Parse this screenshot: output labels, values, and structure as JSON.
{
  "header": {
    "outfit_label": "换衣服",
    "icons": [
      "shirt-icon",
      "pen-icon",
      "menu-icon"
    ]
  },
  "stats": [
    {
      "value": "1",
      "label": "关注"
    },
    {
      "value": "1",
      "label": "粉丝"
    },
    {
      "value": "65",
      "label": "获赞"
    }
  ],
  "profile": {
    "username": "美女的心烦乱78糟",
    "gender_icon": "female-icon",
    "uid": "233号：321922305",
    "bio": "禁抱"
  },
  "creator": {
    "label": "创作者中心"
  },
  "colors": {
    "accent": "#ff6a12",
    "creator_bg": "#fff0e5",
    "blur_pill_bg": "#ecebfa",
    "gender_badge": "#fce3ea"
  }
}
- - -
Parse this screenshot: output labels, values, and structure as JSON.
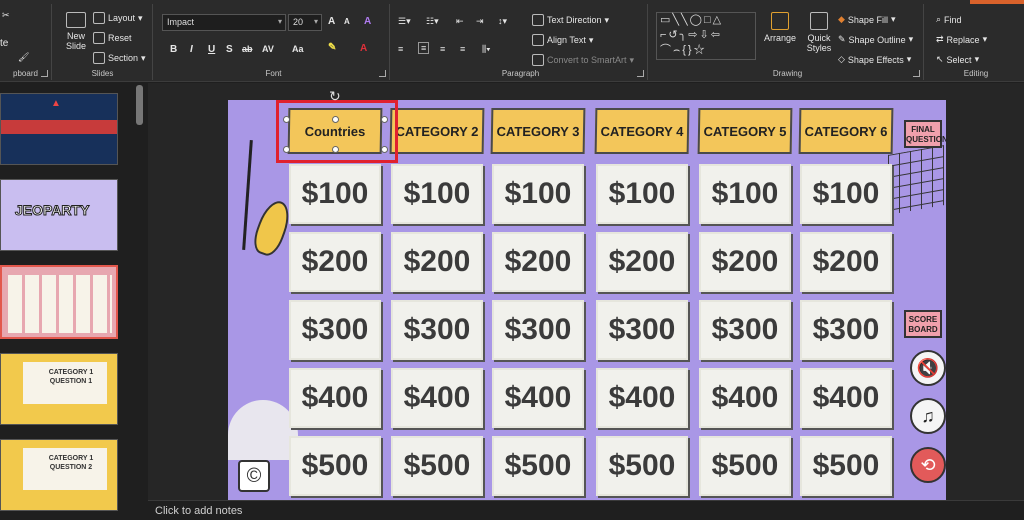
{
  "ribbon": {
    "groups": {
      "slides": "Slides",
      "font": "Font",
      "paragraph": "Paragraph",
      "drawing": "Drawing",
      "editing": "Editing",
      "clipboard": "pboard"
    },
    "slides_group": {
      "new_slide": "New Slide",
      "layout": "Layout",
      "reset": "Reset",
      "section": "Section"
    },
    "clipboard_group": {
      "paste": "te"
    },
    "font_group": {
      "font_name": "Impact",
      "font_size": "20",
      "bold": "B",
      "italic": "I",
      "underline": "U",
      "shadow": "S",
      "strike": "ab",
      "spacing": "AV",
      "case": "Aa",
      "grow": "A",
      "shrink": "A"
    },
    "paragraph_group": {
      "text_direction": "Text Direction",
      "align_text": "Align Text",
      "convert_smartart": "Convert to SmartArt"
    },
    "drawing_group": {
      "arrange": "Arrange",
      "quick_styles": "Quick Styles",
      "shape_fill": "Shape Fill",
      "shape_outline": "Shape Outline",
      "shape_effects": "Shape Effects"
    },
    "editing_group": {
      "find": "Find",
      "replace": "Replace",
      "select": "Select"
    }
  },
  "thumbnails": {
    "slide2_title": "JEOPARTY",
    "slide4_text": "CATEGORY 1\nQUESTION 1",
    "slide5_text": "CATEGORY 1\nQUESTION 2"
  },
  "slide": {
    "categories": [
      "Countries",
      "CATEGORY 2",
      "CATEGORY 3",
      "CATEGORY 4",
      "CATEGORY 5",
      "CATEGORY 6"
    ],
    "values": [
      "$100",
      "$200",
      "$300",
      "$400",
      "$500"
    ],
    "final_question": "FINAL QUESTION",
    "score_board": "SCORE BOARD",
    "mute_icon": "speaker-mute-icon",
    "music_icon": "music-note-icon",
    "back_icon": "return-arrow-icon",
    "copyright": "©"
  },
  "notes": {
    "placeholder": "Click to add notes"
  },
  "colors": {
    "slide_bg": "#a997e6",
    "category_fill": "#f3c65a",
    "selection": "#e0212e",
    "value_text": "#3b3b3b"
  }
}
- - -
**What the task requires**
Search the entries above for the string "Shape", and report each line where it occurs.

**Result for this exercise**
      "shape_fill": "Shape Fill",
      "shape_outline": "Shape Outline",
      "shape_effects": "Shape Effects"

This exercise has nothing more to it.